“Fast forward twelve months and the recruitment taps have been turned on full blast. Furlough remains a key distortion within the local labour market. As of the end of May, there were almost 59,000 people in Northern Ireland still availing of this government support. Will these individuals return to their employer? Once the scheme is eventually wound down by the autumn we will get a clearer idea of the scale of the mismatch between the supply and demand for labour.
“27 of the 31 employment categories increased the number of job listings in Q2 relative to the previous quarter. During the three months to June, there was a 57% quarterly increase in job advertisements with five times the number of job listings than occurred in Q2 2020.
“In terms of the total number of vacancies, Hospitality has been catapulted from 20th to 2nd in one quarter and knocks IT into third spot. 1 in 4 of the increase in the overall job listings during the latest quarter was accounted for by Hospitality with 1 in 9 of all job listings on the NIJobs.com platform falling within the sector. The number of job vacancies in Q2 2021 for the Hospitality sector was 36 times the number recorded in Q2 last year.
“It is encouraging to see the scale of the demand for roles across a broad range of sectors. The challenge, however, will be filling these roles. Skills shortages are prevalent across the length and breadth of the economy. Prior to Brexit, the EU was a key source of labour that plugged skills shortages in a variety of occupations and sectors. But UK firms can no longer tap this resource in the way they once did. Skills shortages are likely to be accompanied by significant pay rises. This is just one of many costs for business that are rising at much faster rates than they would like.
“2020 was a profound year for the economy at a global, national and local level. 2021 is also set to be an unusual year for the recruitment market too. Economies around the world are seeing record vacancies. This is as much to do with churn than simply employment growth and business expansion. We have entered a period that has been dubbed ‘The Great Resignation’. As return-to-work plans gather steam, more and more workers are rethinking their jobs and lives after COVID. The Great Migration to remote work during the pandemic has also had a profound impact on when and where people want to work. Instead of heading back to the office people may simply quit their jobs instead.
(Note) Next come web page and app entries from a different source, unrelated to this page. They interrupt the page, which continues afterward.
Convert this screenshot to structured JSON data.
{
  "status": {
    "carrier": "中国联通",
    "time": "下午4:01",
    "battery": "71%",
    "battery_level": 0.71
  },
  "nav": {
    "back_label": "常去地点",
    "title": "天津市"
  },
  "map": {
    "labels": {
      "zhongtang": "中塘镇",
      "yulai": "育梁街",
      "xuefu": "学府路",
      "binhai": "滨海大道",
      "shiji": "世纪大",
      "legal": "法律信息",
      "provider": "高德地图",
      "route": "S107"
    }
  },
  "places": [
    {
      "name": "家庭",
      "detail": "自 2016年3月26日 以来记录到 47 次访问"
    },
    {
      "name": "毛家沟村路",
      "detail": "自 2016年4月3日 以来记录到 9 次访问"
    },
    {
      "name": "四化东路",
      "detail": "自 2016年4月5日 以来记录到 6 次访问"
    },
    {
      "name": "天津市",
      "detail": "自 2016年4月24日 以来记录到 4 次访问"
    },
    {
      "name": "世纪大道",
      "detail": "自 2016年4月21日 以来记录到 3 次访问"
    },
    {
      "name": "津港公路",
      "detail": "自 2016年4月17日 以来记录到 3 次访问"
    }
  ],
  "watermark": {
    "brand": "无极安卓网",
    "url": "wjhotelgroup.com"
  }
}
“During the lockdowns and in furlough people hunkered down. Now with the recovery gathering, there is pent-up demand for people who want to change careers or jobs altogether. Research from Microsoft suggests over 40% of the global workforce are set to resign at some point this year. Just under 40% of UK and Irish workers say they will do the same this year or when the economy is stronger. This is around double what it would typically be. The next 12 months are likely to see an unusually high level of staff turnover as firms and individuals adapt to the Post-COVID world. We have already started to see this in the latest NIJobs.com Jobs Report.”